What you should do
Lines where the string "JSON" appears are to be copied from the entries below.

[Dataset excerpts]
------------------------------------------------------------

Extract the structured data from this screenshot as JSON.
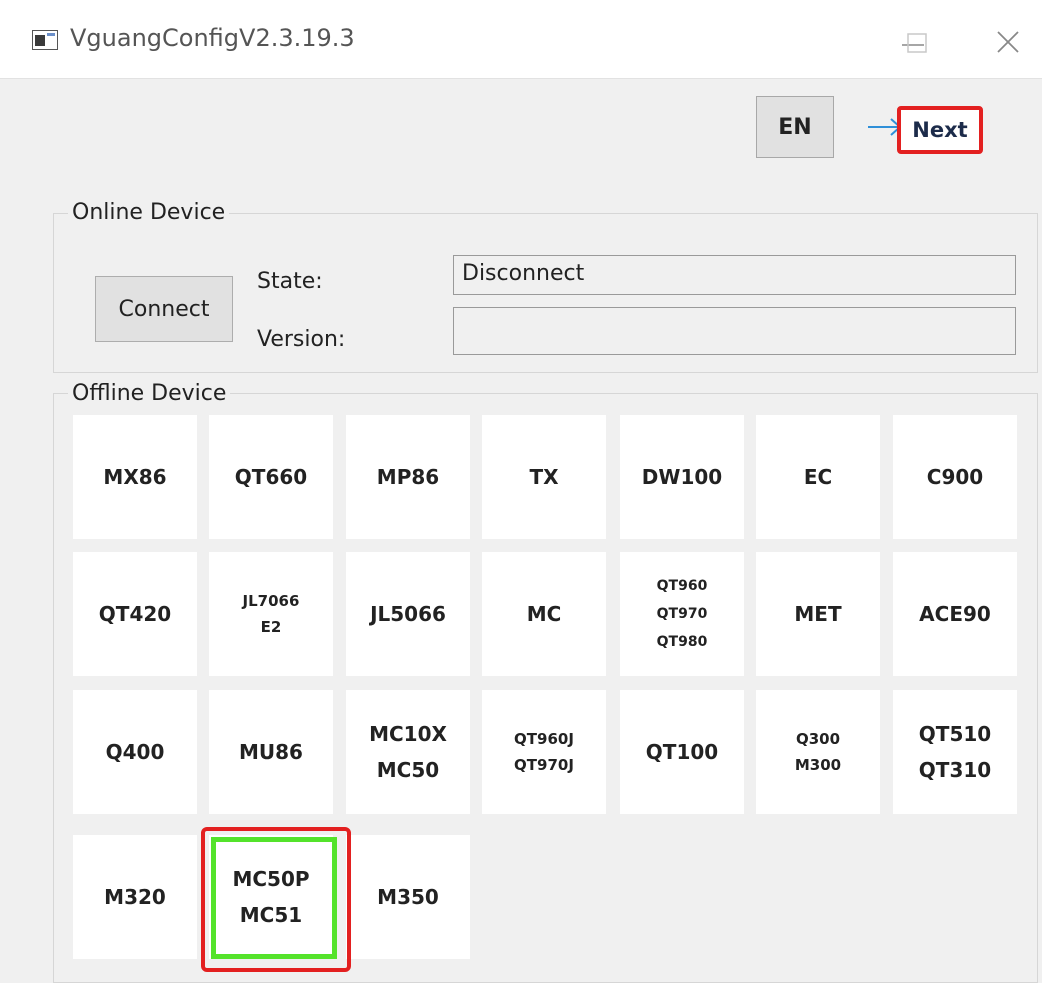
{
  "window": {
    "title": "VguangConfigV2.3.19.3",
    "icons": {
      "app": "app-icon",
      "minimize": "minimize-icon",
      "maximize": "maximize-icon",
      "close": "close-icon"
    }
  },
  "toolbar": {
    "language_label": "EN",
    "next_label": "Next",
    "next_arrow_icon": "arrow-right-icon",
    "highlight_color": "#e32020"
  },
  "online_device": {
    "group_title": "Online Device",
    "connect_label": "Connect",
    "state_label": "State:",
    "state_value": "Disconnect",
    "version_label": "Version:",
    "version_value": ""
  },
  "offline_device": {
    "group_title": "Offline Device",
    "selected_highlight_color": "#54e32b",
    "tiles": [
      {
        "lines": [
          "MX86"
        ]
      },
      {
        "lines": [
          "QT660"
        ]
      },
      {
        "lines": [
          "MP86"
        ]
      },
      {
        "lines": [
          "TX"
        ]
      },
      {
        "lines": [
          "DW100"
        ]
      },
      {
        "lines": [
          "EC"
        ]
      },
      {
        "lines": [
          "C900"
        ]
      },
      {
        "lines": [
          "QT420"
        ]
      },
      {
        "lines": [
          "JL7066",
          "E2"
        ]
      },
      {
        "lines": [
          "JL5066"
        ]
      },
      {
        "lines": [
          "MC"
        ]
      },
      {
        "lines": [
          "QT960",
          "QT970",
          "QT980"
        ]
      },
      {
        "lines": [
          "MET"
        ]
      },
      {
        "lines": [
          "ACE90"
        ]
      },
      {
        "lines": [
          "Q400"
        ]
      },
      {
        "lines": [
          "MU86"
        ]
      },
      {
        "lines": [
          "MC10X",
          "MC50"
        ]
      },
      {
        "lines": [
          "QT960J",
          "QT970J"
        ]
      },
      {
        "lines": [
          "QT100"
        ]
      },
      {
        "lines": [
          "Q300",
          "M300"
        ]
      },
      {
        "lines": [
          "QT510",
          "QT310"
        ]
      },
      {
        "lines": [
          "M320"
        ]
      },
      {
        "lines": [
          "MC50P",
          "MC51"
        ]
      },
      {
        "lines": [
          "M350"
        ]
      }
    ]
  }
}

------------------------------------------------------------

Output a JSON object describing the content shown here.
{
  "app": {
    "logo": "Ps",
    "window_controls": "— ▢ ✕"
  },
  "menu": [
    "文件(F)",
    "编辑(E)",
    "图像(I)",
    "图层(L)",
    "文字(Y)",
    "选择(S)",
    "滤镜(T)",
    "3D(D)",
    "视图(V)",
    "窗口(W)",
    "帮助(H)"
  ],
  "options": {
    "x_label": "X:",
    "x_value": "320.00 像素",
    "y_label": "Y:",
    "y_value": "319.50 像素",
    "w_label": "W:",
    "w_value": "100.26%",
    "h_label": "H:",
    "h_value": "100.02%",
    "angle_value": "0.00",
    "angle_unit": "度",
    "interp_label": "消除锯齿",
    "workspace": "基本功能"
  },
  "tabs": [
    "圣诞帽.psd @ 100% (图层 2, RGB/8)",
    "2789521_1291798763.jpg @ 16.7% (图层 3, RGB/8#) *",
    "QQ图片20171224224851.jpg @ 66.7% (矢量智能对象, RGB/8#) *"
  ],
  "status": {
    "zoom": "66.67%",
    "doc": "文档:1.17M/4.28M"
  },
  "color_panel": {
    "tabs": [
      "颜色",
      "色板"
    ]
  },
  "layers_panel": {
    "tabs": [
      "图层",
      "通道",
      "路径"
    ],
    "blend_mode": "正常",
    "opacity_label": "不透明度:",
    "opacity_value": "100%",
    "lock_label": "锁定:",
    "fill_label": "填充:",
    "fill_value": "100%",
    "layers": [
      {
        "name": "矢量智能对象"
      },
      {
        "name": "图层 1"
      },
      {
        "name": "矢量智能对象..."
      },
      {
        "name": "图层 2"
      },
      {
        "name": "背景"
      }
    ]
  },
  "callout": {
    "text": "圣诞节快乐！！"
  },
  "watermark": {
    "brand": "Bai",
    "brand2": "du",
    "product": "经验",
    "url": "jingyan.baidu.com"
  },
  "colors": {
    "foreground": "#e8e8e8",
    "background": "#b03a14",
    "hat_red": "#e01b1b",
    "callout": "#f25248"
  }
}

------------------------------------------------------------

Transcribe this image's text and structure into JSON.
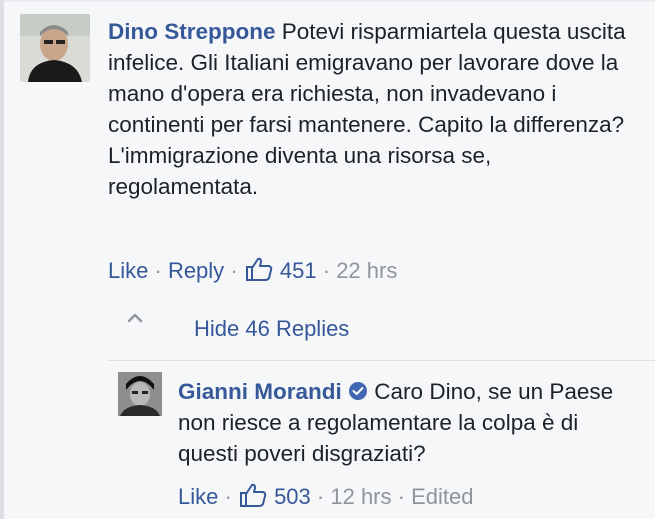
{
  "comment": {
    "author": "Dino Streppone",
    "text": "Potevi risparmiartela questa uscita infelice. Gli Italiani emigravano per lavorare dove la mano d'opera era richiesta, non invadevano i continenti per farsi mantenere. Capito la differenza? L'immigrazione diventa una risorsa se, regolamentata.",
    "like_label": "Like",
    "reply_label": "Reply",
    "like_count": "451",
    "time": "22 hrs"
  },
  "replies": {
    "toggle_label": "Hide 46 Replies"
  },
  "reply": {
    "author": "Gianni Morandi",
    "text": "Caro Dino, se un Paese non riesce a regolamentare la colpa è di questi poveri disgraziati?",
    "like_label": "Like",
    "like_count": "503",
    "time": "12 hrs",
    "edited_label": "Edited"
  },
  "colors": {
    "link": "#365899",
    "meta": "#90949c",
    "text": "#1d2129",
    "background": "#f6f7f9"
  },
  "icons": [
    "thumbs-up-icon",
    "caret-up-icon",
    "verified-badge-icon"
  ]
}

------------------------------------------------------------

Result of the task
Extract the structured data from this screenshot as JSON.
Output a JSON object describing the content shown here.
Transcribe this image's text and structure into JSON.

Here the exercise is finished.